-- WHAT YOU ARE ASKED TO DO --
Please reproduce the records below exactly, omitting any pictures they contain.

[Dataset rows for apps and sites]
****

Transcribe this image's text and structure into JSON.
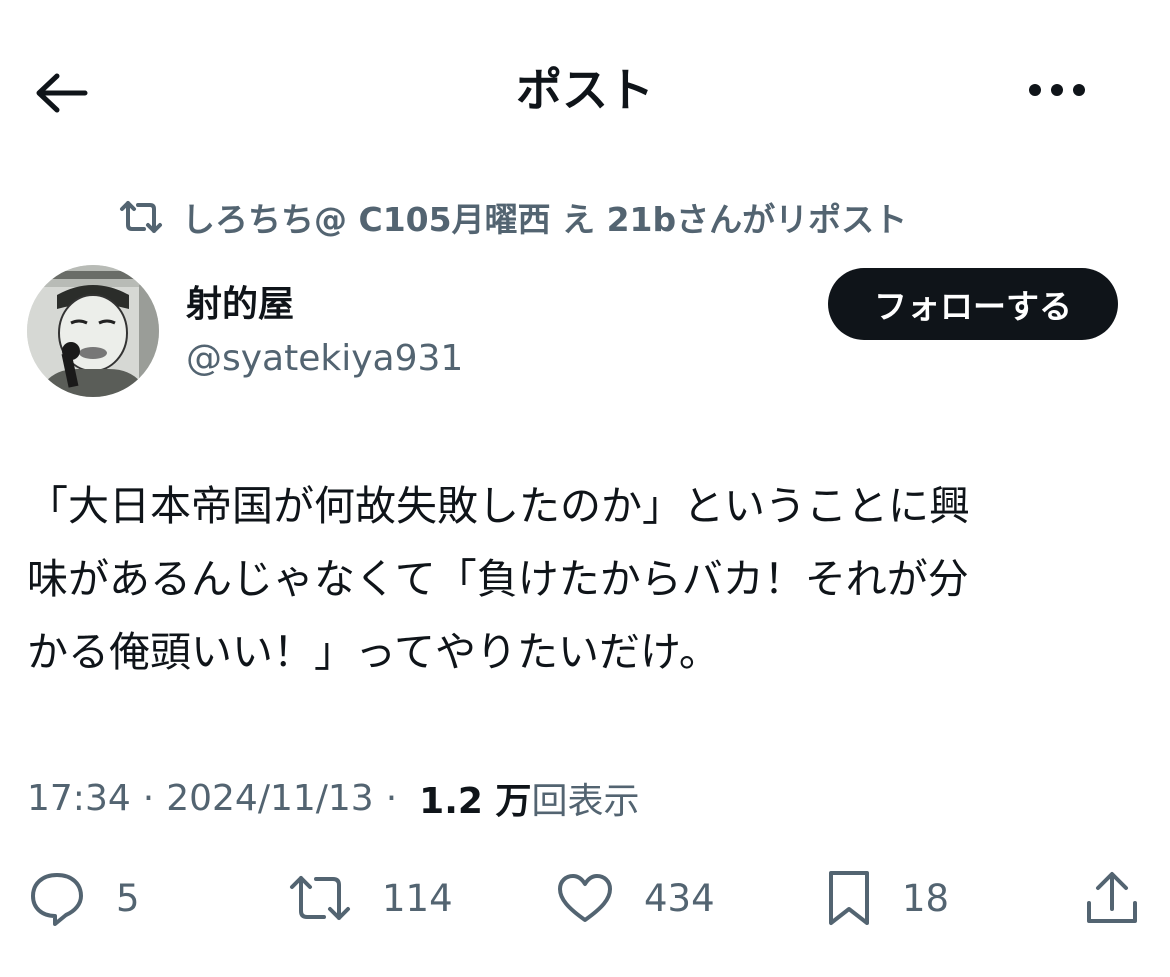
{
  "header": {
    "title": "ポスト",
    "back_icon": "arrow-left-icon",
    "more_icon": "more-horizontal-icon"
  },
  "repost_context": {
    "icon": "repost-icon",
    "text": "しろちち@ C105月曜西 え 21bさんがリポスト"
  },
  "author": {
    "display_name": "射的屋",
    "handle": "@syatekiya931",
    "avatar_icon": "avatar-image"
  },
  "follow_button": {
    "label": "フォローする"
  },
  "post": {
    "text": "「大日本帝国が何故失敗したのか」ということに興\n味があるんじゃなくて「負けたからバカ！それが分\nかる俺頭いい！」ってやりたいだけ。",
    "time": "17:34",
    "date": "2024/11/13",
    "separator": "·",
    "views_count": "1.2 万",
    "views_label": "回表示"
  },
  "actions": {
    "reply": {
      "icon": "reply-icon",
      "count": "5"
    },
    "repost": {
      "icon": "repost-icon",
      "count": "114"
    },
    "like": {
      "icon": "heart-icon",
      "count": "434"
    },
    "bookmark": {
      "icon": "bookmark-icon",
      "count": "18"
    },
    "share": {
      "icon": "share-icon"
    }
  },
  "colors": {
    "text_primary": "#0f1419",
    "text_secondary": "#536471",
    "follow_bg": "#0f1419",
    "background": "#ffffff"
  }
}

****

-- TASK OUTPUT --
Transcribe this image's text and structure into JSON.
{
  "header": {
    "title": "ポスト",
    "back_icon": "arrow-left-icon",
    "more_icon": "more-horizontal-icon"
  },
  "repost_context": {
    "icon": "repost-icon",
    "text": "しろちち@ C105月曜西 え 21bさんがリポスト"
  },
  "author": {
    "display_name": "射的屋",
    "handle": "@syatekiya931",
    "avatar_icon": "avatar-image"
  },
  "follow_button": {
    "label": "フォローする"
  },
  "post": {
    "text": "「大日本帝国が何故失敗したのか」ということに興\n味があるんじゃなくて「負けたからバカ！それが分\nかる俺頭いい！」ってやりたいだけ。",
    "time": "17:34",
    "date": "2024/11/13",
    "separator": "·",
    "views_count": "1.2 万",
    "views_label": "回表示"
  },
  "actions": {
    "reply": {
      "icon": "reply-icon",
      "count": "5"
    },
    "repost": {
      "icon": "repost-icon",
      "count": "114"
    },
    "like": {
      "icon": "heart-icon",
      "count": "434"
    },
    "bookmark": {
      "icon": "bookmark-icon",
      "count": "18"
    },
    "share": {
      "icon": "share-icon"
    }
  },
  "colors": {
    "text_primary": "#0f1419",
    "text_secondary": "#536471",
    "follow_bg": "#0f1419",
    "background": "#ffffff"
  }
}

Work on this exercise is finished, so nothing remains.